Dataset records »

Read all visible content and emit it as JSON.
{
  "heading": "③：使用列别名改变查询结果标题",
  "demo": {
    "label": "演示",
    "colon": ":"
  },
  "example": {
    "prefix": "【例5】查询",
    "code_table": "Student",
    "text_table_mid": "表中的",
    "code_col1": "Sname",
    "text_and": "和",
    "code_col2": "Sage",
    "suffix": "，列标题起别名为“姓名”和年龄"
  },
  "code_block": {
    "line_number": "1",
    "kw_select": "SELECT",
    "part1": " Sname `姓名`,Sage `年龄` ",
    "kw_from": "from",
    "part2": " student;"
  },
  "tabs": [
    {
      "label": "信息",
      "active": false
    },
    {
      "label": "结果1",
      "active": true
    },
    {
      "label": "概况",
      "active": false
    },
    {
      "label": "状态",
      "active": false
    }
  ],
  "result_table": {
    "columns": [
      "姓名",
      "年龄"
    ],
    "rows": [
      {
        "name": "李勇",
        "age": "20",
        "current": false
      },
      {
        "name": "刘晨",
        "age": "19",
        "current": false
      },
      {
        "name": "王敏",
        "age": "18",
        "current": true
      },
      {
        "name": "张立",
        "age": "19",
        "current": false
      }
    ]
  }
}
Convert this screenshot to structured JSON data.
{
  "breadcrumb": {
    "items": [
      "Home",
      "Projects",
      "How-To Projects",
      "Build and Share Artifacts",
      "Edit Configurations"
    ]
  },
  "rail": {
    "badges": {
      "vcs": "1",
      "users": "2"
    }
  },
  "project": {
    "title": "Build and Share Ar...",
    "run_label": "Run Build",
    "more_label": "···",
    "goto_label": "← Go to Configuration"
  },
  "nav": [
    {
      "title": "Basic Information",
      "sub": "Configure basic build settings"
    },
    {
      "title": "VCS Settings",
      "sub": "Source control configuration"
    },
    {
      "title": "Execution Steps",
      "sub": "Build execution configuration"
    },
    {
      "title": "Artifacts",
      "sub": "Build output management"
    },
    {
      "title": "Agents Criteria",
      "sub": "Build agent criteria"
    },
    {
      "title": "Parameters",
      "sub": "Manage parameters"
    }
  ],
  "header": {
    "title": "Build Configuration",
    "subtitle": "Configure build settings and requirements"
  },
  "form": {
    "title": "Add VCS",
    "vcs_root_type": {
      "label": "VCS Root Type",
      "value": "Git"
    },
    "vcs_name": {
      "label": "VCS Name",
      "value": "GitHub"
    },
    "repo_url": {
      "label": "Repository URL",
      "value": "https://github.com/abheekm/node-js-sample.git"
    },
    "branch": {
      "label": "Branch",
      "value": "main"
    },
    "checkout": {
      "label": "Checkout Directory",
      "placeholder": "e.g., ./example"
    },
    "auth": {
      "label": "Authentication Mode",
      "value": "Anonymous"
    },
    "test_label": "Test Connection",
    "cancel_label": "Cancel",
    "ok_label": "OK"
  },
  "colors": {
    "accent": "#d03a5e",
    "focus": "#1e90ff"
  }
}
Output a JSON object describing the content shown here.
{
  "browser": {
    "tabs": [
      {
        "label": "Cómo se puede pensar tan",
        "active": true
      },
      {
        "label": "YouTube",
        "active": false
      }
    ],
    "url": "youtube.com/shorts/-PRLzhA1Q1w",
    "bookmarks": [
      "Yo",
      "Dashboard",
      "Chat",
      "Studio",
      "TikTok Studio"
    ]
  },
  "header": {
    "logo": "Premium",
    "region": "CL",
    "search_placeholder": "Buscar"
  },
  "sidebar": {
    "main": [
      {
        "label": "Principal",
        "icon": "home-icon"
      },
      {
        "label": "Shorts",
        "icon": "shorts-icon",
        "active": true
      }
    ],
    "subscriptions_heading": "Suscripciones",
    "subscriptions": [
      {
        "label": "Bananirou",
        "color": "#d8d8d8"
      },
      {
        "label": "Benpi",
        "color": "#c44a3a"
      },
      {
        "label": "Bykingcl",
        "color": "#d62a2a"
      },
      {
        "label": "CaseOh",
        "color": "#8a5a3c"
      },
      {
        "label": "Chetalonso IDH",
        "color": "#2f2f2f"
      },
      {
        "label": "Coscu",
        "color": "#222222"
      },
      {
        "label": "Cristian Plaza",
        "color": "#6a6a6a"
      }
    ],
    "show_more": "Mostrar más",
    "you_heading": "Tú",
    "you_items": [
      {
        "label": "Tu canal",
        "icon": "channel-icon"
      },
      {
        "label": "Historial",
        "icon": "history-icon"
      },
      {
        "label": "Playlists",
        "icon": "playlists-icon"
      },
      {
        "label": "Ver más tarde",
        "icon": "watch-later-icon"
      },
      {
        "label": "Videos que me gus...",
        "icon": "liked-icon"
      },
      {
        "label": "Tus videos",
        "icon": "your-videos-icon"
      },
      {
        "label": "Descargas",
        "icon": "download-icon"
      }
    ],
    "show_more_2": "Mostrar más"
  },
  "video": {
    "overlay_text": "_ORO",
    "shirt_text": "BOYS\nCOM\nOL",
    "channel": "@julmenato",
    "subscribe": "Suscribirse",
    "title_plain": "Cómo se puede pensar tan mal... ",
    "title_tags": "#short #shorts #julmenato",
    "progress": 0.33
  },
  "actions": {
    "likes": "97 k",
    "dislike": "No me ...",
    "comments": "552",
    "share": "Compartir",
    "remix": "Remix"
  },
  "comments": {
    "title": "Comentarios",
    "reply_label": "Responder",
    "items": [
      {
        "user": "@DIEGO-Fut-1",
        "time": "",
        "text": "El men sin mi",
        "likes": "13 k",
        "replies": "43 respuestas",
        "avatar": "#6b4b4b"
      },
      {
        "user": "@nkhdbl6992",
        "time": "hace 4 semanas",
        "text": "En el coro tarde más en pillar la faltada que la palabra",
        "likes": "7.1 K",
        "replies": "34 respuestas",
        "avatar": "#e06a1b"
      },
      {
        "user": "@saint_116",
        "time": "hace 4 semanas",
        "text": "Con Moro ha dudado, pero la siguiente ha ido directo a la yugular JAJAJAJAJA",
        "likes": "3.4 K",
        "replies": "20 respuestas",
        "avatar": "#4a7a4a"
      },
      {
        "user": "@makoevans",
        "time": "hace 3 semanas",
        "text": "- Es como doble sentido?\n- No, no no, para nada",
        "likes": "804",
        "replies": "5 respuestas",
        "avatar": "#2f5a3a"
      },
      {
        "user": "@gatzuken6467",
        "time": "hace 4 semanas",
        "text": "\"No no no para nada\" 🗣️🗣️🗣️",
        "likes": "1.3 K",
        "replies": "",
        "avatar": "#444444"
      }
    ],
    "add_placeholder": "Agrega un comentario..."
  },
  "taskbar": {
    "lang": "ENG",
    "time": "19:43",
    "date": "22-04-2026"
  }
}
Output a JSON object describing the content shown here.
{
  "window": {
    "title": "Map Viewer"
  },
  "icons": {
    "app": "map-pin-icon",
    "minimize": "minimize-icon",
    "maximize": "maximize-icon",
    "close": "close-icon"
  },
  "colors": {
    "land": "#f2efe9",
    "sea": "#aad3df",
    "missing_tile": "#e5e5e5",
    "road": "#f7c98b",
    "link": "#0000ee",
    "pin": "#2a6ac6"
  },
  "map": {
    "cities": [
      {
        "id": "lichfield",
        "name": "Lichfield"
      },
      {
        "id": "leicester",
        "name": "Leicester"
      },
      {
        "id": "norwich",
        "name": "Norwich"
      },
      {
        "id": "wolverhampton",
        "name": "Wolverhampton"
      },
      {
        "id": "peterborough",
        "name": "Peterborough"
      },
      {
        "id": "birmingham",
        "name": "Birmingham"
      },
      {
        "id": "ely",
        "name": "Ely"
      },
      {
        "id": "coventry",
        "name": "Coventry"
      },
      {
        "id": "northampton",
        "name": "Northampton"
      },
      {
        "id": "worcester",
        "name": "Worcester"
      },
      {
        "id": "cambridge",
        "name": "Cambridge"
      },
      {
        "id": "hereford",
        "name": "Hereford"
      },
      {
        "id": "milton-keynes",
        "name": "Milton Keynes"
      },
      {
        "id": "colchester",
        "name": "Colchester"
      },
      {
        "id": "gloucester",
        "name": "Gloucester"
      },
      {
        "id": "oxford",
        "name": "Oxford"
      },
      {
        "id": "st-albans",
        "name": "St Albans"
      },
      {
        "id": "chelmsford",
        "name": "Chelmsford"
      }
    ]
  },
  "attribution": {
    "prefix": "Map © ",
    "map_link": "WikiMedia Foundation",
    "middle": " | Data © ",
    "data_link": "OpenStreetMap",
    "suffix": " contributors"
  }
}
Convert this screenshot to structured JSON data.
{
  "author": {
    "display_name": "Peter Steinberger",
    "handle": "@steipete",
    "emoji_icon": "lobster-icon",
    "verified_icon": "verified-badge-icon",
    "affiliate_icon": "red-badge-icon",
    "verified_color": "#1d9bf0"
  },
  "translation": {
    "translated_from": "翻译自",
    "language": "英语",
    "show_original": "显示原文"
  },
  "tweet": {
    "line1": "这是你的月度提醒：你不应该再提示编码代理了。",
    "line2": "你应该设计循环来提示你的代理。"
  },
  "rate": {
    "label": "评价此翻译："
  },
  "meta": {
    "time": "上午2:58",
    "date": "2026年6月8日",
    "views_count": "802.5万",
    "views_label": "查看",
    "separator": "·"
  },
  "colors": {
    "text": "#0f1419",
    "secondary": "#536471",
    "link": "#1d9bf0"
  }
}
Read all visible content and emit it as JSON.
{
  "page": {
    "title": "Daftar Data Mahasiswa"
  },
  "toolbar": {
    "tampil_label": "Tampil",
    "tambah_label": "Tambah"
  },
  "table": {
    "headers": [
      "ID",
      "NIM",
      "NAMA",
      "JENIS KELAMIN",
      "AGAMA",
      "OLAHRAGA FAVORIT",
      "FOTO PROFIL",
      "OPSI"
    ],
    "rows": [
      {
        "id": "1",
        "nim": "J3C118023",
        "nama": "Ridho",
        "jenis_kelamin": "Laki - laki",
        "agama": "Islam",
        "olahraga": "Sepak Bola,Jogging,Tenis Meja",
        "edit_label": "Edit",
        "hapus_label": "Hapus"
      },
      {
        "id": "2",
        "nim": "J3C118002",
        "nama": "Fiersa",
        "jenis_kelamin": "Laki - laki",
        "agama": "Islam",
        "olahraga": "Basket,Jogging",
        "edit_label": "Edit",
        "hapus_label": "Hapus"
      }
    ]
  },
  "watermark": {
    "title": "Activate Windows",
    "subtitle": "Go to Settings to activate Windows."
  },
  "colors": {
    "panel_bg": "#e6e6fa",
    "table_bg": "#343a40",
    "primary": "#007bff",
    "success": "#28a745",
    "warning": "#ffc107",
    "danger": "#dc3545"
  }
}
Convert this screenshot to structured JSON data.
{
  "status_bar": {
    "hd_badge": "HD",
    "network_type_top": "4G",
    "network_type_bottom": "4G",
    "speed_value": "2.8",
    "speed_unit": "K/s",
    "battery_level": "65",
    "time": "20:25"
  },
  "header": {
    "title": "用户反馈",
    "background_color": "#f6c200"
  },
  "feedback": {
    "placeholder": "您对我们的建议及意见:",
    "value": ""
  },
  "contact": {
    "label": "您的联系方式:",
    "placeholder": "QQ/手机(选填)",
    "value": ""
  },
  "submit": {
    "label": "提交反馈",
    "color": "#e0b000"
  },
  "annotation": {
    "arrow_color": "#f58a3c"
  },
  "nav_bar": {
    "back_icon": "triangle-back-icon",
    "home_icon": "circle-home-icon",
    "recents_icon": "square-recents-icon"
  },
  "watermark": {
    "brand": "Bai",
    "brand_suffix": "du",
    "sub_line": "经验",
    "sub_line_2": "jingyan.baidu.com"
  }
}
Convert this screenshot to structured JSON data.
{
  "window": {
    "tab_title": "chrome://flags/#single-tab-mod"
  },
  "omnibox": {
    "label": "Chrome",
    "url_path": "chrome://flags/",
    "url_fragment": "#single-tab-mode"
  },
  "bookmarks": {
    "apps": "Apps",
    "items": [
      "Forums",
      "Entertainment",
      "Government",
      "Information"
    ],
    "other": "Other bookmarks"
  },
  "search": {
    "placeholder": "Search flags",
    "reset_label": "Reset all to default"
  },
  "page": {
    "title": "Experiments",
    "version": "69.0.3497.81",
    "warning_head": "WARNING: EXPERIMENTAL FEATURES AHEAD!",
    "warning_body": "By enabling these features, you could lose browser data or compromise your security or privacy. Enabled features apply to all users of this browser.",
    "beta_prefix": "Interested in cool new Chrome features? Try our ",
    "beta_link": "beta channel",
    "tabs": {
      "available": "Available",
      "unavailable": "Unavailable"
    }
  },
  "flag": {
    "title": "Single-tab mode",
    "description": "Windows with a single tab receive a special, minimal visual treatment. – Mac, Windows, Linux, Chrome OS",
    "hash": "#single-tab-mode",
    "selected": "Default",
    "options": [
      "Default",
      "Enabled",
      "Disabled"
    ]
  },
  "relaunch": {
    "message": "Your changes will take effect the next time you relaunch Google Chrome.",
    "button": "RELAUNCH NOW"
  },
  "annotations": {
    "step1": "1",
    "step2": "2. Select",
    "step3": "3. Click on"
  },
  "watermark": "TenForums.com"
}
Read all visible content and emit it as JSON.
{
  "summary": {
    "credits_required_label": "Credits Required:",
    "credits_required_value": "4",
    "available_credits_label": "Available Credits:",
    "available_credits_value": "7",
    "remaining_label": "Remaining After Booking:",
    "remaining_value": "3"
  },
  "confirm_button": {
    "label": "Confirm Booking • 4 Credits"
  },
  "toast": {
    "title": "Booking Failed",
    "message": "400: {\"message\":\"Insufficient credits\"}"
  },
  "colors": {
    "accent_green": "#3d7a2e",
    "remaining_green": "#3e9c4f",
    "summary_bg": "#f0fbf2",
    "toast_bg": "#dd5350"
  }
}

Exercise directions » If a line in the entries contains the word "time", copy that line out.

Finished task »
        "time": "",
        "time": "hace 4 semanas",
        "time": "hace 4 semanas",
        "time": "hace 3 semanas",
        "time": "hace 4 semanas",
    "time": "19:43",
    "time": "上午2:58",
    "time": "20:25"
    "message": "Your changes will take effect the next time you relaunch Google Chrome.",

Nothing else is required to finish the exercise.